=== WHAT IS BEING ASKED ===
From the entries that follow, pick out all lines holding "desc".

/---

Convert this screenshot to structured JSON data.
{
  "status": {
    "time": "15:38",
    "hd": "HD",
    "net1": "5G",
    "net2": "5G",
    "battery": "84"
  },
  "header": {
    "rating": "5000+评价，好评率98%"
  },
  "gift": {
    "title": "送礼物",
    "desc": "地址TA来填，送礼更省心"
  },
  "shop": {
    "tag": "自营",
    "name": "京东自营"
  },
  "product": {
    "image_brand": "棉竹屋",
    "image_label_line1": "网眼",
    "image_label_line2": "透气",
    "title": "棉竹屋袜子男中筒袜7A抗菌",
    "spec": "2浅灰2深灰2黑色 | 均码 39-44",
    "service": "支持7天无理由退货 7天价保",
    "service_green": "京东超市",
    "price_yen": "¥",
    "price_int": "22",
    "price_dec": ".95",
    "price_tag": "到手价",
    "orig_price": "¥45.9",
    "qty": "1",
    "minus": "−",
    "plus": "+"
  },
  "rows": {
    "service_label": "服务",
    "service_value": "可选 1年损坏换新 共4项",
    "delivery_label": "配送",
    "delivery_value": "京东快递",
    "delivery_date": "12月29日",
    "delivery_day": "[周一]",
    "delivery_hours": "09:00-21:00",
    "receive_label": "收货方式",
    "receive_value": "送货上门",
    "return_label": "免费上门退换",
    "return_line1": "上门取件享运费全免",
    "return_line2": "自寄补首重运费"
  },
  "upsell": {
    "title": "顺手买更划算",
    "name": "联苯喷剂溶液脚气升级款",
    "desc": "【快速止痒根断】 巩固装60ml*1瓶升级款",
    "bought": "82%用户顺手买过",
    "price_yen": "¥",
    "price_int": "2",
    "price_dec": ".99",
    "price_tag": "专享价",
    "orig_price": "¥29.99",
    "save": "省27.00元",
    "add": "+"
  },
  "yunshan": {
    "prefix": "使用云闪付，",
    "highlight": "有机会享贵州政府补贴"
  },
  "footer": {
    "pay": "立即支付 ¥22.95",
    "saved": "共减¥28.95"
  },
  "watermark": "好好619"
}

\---

=== SOLUTION FOR THIS TASK ===
    "desc": "地址TA来填，送礼更省心"
    "desc": "【快速止痒根断】 巩固装60ml*1瓶升级款",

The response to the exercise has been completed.